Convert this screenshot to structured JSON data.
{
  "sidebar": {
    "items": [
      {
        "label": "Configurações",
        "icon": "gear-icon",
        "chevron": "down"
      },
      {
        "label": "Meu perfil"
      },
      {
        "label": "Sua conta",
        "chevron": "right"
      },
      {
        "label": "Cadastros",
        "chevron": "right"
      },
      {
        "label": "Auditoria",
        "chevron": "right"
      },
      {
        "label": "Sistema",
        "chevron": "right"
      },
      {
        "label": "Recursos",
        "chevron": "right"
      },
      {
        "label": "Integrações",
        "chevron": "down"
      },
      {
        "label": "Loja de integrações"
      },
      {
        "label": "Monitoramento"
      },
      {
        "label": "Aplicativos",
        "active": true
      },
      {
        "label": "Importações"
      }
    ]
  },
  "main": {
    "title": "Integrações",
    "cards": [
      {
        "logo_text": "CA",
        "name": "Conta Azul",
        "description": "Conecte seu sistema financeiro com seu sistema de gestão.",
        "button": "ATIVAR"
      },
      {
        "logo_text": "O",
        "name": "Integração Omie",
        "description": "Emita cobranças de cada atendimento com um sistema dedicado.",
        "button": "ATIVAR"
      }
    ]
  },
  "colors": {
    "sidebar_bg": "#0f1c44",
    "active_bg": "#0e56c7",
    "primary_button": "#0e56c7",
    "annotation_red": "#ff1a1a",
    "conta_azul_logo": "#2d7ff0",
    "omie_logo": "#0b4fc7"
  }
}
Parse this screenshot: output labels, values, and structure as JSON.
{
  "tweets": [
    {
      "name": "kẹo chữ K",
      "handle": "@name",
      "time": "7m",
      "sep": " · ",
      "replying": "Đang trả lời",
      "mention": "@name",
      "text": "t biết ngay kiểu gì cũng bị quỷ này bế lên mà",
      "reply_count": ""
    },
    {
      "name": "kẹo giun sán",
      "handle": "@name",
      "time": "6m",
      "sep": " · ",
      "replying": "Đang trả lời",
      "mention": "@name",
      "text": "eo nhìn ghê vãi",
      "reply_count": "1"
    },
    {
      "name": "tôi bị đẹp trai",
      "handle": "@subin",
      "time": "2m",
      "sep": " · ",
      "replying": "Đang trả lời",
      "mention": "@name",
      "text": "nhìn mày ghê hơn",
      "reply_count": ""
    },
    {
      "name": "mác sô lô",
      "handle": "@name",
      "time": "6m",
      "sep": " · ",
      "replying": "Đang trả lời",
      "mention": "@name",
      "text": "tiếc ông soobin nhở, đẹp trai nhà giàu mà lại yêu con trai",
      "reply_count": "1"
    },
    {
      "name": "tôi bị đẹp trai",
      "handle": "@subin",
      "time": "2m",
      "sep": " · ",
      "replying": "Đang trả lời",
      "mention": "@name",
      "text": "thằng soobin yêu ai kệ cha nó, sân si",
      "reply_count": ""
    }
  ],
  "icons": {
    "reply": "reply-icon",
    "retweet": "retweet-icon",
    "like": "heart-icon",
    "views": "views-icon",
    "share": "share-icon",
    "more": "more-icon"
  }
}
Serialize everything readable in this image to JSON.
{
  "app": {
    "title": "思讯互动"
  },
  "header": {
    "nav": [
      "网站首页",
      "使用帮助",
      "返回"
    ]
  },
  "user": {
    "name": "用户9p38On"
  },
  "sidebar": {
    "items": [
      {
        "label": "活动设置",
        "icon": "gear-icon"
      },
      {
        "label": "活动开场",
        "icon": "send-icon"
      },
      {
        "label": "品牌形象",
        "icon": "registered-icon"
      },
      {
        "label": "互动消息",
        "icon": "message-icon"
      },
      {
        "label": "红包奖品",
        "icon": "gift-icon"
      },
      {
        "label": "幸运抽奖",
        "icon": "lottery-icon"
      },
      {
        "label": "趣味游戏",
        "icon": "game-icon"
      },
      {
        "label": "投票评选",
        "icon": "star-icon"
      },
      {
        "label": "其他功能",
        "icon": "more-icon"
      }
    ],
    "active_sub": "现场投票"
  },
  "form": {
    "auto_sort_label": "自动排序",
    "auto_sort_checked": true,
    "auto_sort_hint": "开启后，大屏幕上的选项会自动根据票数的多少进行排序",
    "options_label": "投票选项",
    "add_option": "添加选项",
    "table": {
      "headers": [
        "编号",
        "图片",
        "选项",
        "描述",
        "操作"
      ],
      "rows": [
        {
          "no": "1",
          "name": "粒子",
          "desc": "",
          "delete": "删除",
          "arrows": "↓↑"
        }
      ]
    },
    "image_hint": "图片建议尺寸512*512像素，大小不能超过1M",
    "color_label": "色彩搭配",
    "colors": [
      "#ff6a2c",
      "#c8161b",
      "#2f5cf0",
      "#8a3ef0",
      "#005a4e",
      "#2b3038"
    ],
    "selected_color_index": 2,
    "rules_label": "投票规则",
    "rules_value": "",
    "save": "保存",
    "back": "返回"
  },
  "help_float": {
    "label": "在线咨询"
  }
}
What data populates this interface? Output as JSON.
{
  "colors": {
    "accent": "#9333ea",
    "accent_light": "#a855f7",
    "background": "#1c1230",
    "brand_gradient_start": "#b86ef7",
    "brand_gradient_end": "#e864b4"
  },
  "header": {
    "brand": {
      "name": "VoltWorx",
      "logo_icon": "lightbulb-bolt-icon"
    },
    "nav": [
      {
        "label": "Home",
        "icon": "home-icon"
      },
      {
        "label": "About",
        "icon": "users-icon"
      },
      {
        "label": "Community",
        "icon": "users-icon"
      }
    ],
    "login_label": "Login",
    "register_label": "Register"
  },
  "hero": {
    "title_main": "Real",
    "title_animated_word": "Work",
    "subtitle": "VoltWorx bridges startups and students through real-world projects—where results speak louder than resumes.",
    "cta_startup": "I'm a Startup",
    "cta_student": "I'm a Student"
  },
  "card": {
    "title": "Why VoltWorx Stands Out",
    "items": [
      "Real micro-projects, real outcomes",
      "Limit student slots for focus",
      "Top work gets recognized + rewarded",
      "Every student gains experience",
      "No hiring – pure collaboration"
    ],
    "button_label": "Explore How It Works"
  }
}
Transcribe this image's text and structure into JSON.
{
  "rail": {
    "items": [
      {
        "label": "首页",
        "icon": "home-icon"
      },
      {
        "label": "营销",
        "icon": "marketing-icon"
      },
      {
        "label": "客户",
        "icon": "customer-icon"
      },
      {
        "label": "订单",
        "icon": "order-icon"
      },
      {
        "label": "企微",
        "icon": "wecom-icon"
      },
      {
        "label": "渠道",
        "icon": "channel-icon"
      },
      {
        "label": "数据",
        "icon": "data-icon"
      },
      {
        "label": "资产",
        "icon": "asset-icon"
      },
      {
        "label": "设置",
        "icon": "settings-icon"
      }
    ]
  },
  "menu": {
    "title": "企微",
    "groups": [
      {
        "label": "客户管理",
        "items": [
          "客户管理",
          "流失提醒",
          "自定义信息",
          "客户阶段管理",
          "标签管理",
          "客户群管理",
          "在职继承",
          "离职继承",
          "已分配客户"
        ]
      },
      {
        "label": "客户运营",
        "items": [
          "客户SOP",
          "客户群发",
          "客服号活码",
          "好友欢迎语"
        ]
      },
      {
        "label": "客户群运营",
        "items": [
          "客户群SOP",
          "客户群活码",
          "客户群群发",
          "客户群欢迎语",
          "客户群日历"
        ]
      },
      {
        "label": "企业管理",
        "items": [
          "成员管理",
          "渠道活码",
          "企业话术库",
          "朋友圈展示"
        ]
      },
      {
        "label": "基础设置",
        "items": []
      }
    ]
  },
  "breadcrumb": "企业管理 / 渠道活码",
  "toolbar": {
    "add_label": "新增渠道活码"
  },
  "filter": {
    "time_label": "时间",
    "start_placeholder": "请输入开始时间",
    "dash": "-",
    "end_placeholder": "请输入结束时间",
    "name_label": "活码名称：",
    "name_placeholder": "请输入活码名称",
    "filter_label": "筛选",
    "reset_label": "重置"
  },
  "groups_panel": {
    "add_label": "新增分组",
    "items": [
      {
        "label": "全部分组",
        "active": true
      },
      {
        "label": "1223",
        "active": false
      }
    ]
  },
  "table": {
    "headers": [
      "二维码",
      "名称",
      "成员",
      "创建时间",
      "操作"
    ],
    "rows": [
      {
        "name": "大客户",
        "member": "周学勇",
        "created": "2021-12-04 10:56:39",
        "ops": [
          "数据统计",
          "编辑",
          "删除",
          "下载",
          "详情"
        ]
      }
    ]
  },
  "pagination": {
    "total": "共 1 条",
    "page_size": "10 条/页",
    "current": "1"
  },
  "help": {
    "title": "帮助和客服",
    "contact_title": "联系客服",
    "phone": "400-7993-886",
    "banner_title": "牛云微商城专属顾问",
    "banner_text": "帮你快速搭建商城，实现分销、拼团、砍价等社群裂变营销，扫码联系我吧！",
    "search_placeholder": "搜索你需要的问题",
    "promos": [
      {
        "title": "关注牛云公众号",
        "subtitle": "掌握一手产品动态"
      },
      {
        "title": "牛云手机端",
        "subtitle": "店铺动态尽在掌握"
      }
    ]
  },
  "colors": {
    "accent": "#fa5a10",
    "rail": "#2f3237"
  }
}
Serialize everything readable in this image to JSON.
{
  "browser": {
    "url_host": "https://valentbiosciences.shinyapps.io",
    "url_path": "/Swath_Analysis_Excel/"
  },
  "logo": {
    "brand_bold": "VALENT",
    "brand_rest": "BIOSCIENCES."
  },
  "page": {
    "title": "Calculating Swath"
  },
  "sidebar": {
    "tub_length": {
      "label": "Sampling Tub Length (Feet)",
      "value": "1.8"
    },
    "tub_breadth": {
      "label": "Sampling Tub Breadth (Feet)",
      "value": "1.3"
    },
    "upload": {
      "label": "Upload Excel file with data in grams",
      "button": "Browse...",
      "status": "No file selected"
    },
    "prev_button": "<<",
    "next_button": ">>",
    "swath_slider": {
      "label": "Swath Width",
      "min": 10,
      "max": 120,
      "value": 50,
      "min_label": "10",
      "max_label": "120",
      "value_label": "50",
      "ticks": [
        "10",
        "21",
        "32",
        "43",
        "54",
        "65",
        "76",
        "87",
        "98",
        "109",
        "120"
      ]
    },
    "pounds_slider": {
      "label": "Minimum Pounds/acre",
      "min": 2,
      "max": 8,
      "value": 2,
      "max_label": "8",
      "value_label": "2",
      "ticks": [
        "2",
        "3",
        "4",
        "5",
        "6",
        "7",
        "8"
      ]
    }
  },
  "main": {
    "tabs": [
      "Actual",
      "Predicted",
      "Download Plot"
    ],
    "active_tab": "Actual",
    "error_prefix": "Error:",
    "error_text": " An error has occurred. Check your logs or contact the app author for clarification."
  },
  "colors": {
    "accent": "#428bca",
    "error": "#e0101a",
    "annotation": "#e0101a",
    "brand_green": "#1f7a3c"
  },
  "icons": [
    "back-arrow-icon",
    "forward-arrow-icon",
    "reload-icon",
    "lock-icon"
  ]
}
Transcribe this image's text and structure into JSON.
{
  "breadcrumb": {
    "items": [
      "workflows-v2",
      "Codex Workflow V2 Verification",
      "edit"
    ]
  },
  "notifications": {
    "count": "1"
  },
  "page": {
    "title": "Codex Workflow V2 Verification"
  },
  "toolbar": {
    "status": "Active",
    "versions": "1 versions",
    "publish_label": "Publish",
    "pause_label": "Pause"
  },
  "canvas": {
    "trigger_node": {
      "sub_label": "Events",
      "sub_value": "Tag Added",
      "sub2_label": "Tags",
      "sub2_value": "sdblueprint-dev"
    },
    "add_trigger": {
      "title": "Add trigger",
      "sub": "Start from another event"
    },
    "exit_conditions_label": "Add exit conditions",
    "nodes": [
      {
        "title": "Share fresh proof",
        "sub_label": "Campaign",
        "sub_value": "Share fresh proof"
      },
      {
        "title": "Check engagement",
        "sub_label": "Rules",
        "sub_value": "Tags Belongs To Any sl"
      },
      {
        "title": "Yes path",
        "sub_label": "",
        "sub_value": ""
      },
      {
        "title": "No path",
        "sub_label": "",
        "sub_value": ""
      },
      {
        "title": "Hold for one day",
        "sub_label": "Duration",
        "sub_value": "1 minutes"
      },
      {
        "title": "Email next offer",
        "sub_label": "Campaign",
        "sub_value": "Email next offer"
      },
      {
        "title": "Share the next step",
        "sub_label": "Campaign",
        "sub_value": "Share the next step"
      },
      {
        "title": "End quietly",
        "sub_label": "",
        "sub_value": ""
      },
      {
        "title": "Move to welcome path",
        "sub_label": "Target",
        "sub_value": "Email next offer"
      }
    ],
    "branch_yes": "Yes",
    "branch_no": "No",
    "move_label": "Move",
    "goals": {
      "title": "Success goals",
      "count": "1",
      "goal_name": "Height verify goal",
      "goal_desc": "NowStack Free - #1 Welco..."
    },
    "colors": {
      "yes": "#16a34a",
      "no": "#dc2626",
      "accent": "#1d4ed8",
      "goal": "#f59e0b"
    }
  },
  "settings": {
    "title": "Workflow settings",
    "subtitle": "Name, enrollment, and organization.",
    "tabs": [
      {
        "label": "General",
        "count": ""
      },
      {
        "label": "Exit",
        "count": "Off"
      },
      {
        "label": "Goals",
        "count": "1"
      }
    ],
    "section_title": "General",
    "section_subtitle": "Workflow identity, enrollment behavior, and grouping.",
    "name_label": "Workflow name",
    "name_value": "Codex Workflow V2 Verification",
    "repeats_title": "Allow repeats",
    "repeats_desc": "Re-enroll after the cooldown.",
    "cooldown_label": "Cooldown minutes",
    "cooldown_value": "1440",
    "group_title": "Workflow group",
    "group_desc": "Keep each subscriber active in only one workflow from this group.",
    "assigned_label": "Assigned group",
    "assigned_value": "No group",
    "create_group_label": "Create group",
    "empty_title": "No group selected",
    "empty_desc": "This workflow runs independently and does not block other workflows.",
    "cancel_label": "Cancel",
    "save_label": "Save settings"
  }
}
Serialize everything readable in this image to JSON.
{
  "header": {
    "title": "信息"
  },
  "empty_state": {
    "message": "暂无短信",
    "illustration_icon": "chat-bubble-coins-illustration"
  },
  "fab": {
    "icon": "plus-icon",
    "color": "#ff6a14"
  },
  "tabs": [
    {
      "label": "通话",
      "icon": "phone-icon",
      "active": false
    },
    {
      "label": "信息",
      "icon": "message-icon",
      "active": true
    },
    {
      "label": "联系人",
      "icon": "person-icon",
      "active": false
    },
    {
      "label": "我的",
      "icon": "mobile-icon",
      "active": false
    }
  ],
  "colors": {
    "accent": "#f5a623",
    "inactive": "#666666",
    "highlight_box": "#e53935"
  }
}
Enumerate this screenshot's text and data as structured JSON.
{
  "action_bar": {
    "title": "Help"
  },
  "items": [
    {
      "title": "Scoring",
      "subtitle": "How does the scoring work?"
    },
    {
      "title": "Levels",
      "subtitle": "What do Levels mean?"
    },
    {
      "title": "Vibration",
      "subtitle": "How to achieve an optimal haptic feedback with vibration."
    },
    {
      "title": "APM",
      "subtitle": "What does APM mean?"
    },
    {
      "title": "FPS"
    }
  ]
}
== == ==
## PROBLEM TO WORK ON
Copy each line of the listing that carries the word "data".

## EXERCISE ANSWER
Convert this screenshot to structured JSON data.
What data populates this interface? Output as JSON.
        "icon": "data-icon"
      "label": "Upload Excel file with data in grams",
Enumerate this screenshot's text and data as structured JSON.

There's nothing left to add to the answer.